In the SpaceX cabin, if I understood correctly, and if you are not ultramillionaire to pay yourself a simple little round trip of a few hours to wow, do you think, your loved ones and the media planet (planet, either by the way, which takes a nasty carbon shot for silly, pointless theft if not proper to satisfy an oversized ego), you can get bored stiff. But luckily you have a multitude of tasks to accomplish (various experiments, checks, repairs). You get a breathtaking view. A succession of sunrises and sunsets in a few hours. Yet it remains a small prison in space. I’m not the one saying it, it’s Thomas Pesquet himself, who seemed a little melancholy to me on his return from his last expedition, after two thousand days in orbit. “The key is that people are always busy”, he said on his return, to avoid thoughts that might “Damage morale a bit”. He even added: “The space station, if we have nothing to do, it’s kind of like a prison with a great view, and some fun stuff like floating. “ Little entertainment. To go up there, perfect physical condition is desirable. And foolproof sanity. You can’t even imagine what a schizophrenic or bipolar astronaut would be like, and I have no doubts about the major scientific interest of these flights. Like Thomas Pesquet, I also see it as a magnificent contemporary adventure. It is our human prose which is being written today in the infinite darkness of space, above ground. But from this prose, what epic, what founding stories will emerge?
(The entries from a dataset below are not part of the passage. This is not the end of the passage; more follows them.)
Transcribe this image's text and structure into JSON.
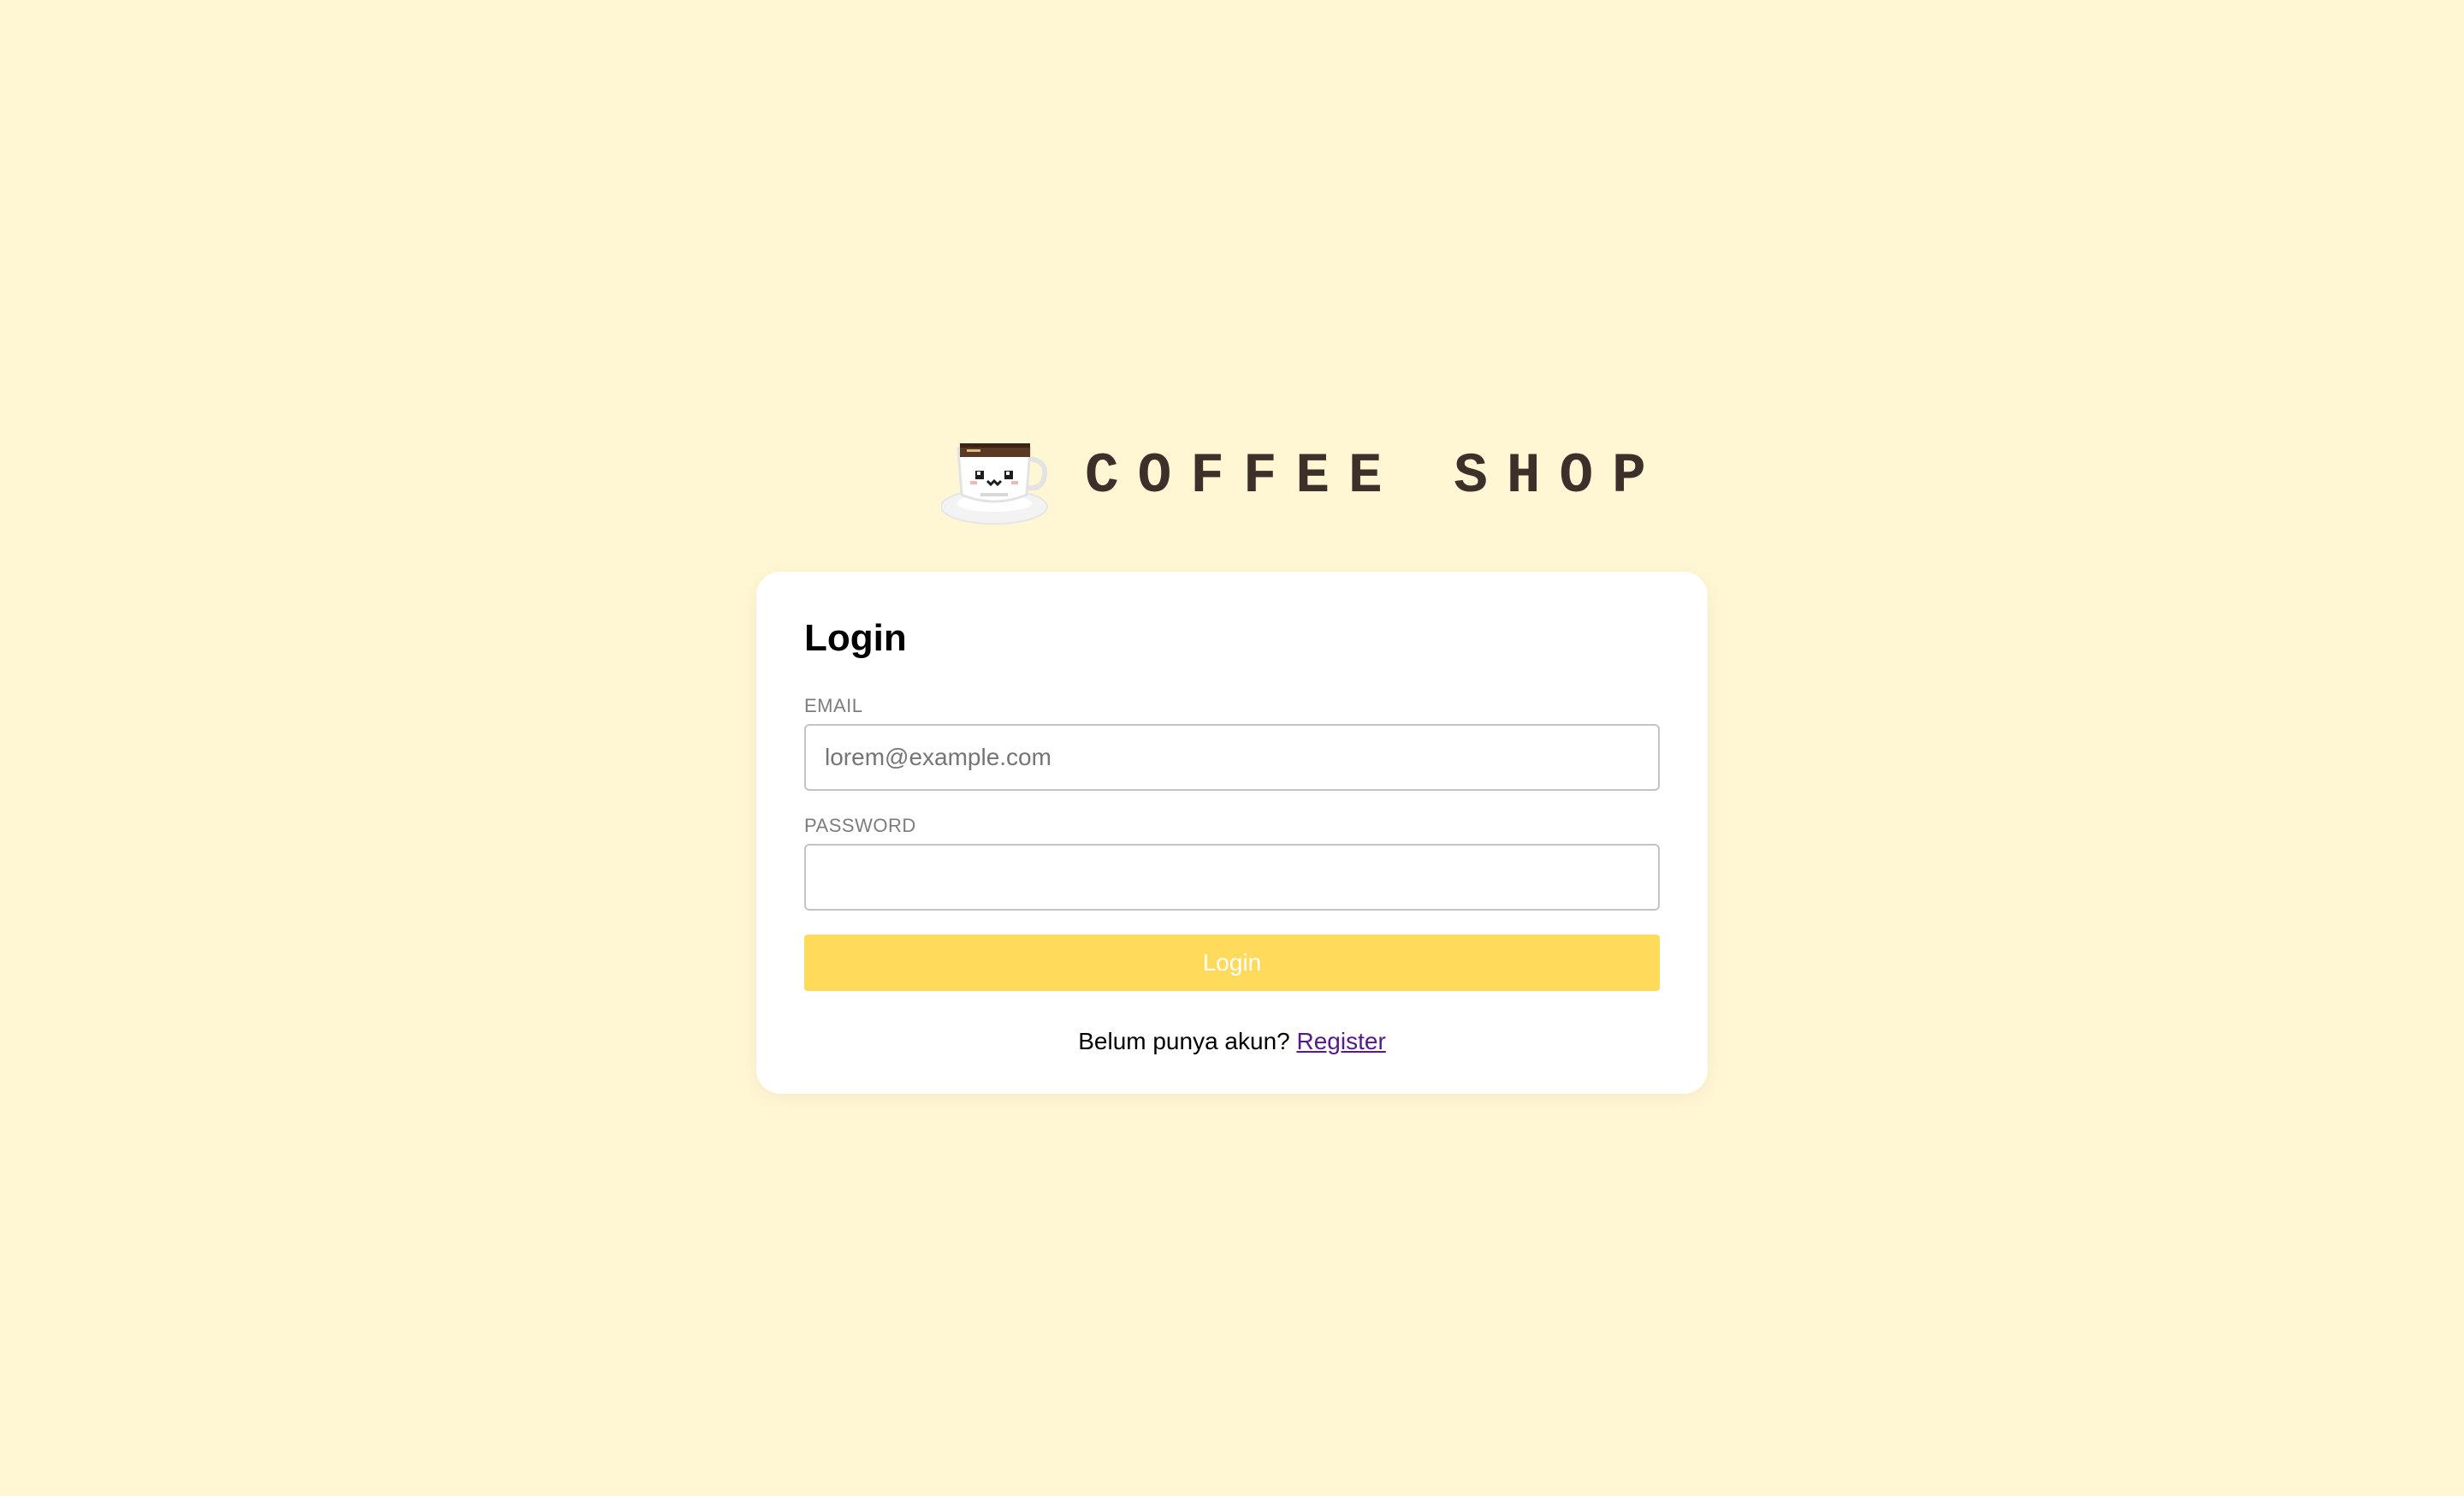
{
  "brand": {
    "title": "COFFEE SHOP",
    "icon": "coffee-cup-icon"
  },
  "login": {
    "title": "Login",
    "email": {
      "label": "EMAIL",
      "placeholder": "lorem@example.com",
      "value": ""
    },
    "password": {
      "label": "PASSWORD",
      "value": ""
    },
    "submit_label": "Login",
    "register_prompt": "Belum punya akun?",
    "register_link": "Register"
  },
  "colors": {
    "background": "#FFF6D4",
    "card": "#FFFFFF",
    "button": "#FFDA5B",
    "brand_text": "#3D302A",
    "link": "#551A8B"
  }
}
The real, the worrying question of this space adventure is that in the end it is difficult to imagine that the fate of humanity will be to go into space, as we have dreamed and carried out on journeys. faster and faster on land and in the air. It is the collective nature of the adventure that poses the problem. I have always been taught that you have to bring your companies and projects to completion, but in this case what is the term to be collectively reached? A displacement of humanity, as some openly express it, when our little blue planet will definitely become unlivable? Colonization of planets to satisfy our thirst for continual looting? Space mining is more and more topical. The need for a carbon neutral economy requires an increase in the supply of non-renewable natural resources, such as the metals used to make batteries. But we are already told that space is also on the way to becoming a gigantic dumping ground for satellites, various debris due to our crazy space exploitation.
You will find that I am breaking the dream. No, I would like, and the dream is this, that we think twice about the consequences of our company in space. What do we want to write about our destiny by participating in this adventure? The philosopher Emmanuel Levinas, in 1961, was ecstatic at the first human flight carried out by Yuri Gagarin, writing that beyond the scientific feat, the new knowledge and technical possibilities that this flight inaugurated, beyond even courage and of self-sacrifice, “What counts perhaps above all is to have left the Place. For an hour, a man existed beyond all horizon – all was sky around him ”. A way for the philosopher to “To demystify the universe, to deswitch Nature”. Certainly, but sixty years later, we can ask ourselves: what is the point of leaving the Place that we have damaged and degraded to do the same thing higher, always higher?